The Job Interviewer
The Job Interviewer
Rod Cornwell (International Director, Thomas International) gives expert video advice on: What is the interviewer looking for?; Is an interviewer sizing me up from the moment I walk in? and more...
What should I expect of the interviewer?
You arrive on the day of your job interview and you're face to face with your potential future employer. From an interviewer, you should expect a structured, thoroughly briefed interview process. They should sit you down, make you feel comfortable, make you feel at ease and talk to you about some of the smaller aspects of life in terms of general platitudes. Then they should interview you in a very structured way and they should tell you exactly what they're going to take you through in the job interview and how long it's going to take. They should also tell you about the decision-making process in terms of whether or not there is a second interview or a next stage in the interview process is. An interviewer should manage your expectations of the job interview process. That's what every good interviewer does.
What is the interviewer looking for?
What every good interviewer is looking for is to get under the skin of the individual that they're trying to recruit during a job interview. What they want to see is the real person, so be honest, be straight forward, be professional, be concise, be you. The interviewers don't want to see some flash person that's overly arrogant or overly confident or shy or nervous or any of those extremes. What they're looking for in the job interview is the real you. The whole idea of the interview from their end is to see if you fit the way they want the job done. They want to see the real you.
Is an interviewer sizing me up from the moment I walk in?
From the moment you walk in the building for an interview, you are being measured, you are being monitored, and people want to know about you. As soon as you walk up to the receptionist, even though that person isn't interviewing you, you need to sell yourself to that individual. You need to be nice, you need to be professional. Once you've been taken in from reception to maybe the assistant who's recruiting you, then you need to go through that process and be nice and professional and courteous at all times. You are being sized up, you are being spotlighted from the moment you walk in, and indeed, to the moment you walk out of the building. Be professional at all times during an interview.
Should I be aware of anyone else judging me during an interview?

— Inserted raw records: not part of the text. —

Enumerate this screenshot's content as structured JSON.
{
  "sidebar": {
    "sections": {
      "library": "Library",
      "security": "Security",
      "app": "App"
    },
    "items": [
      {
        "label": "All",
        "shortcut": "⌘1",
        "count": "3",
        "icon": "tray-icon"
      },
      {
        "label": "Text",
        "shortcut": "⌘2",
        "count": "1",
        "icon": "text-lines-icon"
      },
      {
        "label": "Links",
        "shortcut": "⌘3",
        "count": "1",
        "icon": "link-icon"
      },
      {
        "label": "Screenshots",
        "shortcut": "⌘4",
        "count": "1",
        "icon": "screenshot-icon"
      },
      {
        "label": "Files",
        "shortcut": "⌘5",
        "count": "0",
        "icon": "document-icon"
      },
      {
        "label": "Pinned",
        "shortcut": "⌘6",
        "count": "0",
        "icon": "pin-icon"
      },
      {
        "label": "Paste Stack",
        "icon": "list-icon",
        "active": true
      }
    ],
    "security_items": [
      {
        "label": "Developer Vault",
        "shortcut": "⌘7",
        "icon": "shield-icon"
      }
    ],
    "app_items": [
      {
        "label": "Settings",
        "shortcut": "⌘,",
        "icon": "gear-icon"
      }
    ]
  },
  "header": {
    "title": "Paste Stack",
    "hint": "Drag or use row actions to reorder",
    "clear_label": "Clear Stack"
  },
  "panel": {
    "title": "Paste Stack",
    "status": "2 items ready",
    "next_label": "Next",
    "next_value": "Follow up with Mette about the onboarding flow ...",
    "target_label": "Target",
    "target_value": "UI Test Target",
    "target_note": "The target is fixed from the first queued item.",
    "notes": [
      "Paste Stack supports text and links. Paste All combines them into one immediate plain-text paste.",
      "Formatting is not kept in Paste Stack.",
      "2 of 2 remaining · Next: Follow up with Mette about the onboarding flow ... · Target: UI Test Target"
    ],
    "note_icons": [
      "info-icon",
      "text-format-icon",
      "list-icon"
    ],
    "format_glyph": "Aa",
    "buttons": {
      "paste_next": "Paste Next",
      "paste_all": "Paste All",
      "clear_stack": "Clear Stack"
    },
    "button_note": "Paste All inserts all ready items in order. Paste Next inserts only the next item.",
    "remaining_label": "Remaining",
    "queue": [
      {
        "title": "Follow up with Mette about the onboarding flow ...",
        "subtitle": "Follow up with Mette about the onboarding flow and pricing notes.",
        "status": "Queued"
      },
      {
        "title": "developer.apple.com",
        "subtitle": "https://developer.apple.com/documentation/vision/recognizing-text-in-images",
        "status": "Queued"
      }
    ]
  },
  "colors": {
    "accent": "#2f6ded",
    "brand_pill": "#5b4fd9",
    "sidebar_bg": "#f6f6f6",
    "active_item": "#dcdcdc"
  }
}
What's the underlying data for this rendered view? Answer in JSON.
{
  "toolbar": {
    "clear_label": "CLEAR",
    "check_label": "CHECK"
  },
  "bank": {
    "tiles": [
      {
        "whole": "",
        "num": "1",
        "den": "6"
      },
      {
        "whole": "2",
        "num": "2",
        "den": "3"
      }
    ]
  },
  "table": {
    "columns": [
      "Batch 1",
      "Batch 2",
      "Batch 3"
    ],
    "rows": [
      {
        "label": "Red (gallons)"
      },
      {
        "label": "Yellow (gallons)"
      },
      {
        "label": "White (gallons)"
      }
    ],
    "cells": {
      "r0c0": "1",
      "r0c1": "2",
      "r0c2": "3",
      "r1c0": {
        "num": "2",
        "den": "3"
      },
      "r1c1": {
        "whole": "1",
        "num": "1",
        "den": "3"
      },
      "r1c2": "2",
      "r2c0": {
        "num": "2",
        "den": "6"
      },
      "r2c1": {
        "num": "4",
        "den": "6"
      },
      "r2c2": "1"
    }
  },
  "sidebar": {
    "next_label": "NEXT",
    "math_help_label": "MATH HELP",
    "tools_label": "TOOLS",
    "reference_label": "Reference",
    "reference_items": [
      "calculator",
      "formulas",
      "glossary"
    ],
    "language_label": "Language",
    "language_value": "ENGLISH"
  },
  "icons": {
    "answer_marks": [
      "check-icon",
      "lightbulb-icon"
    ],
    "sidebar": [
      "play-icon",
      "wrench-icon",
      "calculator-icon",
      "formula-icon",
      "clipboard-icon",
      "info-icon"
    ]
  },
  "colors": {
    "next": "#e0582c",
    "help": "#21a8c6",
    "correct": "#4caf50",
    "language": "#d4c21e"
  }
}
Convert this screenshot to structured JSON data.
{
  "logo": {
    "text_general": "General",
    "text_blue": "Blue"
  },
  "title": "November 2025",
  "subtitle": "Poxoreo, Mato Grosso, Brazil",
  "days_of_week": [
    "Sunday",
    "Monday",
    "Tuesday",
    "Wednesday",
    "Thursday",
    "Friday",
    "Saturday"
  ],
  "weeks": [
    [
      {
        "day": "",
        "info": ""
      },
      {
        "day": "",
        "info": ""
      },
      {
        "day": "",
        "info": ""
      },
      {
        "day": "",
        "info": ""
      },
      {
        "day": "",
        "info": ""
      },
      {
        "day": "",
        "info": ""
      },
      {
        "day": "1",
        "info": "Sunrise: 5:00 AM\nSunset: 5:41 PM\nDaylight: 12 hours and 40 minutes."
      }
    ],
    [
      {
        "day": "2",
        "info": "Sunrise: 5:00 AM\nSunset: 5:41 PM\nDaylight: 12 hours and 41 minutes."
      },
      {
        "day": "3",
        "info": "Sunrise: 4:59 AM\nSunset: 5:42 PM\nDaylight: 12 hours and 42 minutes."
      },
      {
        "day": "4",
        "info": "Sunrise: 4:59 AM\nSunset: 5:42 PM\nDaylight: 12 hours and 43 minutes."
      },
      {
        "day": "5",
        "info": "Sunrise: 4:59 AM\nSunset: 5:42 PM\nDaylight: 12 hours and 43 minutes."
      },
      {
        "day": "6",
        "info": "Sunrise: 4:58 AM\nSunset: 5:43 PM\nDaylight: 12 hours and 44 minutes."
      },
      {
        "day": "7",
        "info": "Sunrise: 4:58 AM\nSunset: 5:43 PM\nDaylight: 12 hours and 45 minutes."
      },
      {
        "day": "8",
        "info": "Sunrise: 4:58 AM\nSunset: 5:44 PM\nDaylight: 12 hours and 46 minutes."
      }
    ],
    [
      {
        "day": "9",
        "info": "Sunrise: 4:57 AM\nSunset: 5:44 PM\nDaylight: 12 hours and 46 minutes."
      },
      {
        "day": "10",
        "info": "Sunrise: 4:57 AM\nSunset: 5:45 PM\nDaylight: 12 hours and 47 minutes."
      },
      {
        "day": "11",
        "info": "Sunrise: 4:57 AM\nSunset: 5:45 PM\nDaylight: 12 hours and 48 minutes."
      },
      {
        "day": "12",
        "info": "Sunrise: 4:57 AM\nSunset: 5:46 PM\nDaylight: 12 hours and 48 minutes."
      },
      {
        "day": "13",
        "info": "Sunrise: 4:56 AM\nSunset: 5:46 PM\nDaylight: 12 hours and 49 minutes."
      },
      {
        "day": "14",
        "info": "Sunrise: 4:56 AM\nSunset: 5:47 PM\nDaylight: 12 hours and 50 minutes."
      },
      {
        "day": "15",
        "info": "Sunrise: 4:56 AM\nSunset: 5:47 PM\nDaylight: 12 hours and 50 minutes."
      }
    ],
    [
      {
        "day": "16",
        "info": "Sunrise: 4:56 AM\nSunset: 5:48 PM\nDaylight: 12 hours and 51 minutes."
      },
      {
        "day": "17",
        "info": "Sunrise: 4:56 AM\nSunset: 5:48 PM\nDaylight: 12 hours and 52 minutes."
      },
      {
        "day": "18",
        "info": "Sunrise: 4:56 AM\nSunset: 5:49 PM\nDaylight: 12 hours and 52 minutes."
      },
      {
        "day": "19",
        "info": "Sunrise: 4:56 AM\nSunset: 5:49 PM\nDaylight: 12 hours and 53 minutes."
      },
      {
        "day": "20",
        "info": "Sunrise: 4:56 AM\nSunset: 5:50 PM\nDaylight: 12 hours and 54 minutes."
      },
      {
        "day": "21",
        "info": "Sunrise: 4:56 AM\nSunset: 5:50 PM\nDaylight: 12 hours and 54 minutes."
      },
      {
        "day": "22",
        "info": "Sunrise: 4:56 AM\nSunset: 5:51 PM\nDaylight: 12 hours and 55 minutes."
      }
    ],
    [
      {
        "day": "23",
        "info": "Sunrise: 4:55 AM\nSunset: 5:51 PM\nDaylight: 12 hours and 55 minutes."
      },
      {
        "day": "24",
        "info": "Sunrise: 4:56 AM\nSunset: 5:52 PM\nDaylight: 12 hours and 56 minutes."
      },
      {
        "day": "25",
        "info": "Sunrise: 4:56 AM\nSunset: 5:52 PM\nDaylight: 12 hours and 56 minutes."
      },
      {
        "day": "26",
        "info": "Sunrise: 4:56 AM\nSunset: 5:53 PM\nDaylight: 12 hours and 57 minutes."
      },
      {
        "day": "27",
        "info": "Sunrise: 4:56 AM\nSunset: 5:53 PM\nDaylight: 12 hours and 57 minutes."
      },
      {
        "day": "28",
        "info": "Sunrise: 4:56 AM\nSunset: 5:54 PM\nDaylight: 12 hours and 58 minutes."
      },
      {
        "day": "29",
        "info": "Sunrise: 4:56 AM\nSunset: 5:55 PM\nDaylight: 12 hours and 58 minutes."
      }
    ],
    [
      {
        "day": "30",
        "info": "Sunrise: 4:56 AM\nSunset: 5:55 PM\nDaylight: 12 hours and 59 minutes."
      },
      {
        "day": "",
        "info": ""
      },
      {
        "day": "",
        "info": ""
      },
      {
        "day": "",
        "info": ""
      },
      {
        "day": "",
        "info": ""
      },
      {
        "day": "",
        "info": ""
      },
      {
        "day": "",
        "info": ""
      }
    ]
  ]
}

It's important to remember that you're being watched from the moment you walk in the building, not just by the interviewer. You walk into reception because you probably have to sign in or announce that you've arrived. That receptionist will be sizing you up. Remember, they are the front line in terms of the company. They have a direct link to the person who's interviewing you. Quite often, the interviewer may come back down the stairs and ask the receptionist what they think of you. First impressions are very important, especially if it's a field based or face to face role that you're applying for. When you arrive, be courteous, be professional, have good manners. When you're shown in from reception to meet up with the assistant, to the person who's recruiting you, be courteous. All these people are watching you during the interview process. You have a spotlight on you from the moment you walk in the building. Obviously, you'll go through the interview process when you're with your interviewer. Also remember when you come out to say goodbye to the assistant. As you come back down the stairs, past reception, say goodbye to the receptionist. Come out of the building, get in your car or on the train professionally, and then you can whoop and holler, enjoy yourself and really relax. But don't fall into the trap of thinking it's all over when you come out of the interview room, because it's not. You're in the spotlight the entire time you're in the building.
When does the interview end?
One of the tricks that some interviewers use is in a job interview is to get you to switch off from the interview environment by saying things like, "OK. We are finished with all the formal questions now. Now what did you think of the football last night?" or "Do you fancy going for a drink?". Don't let the interviewer relax you. Be professional at all times. You never switch off until the moment that you disengage with the interviewer, when you walk out of the pub, or indeed when you walk out of the building. Remember, you are being interviewed all the time.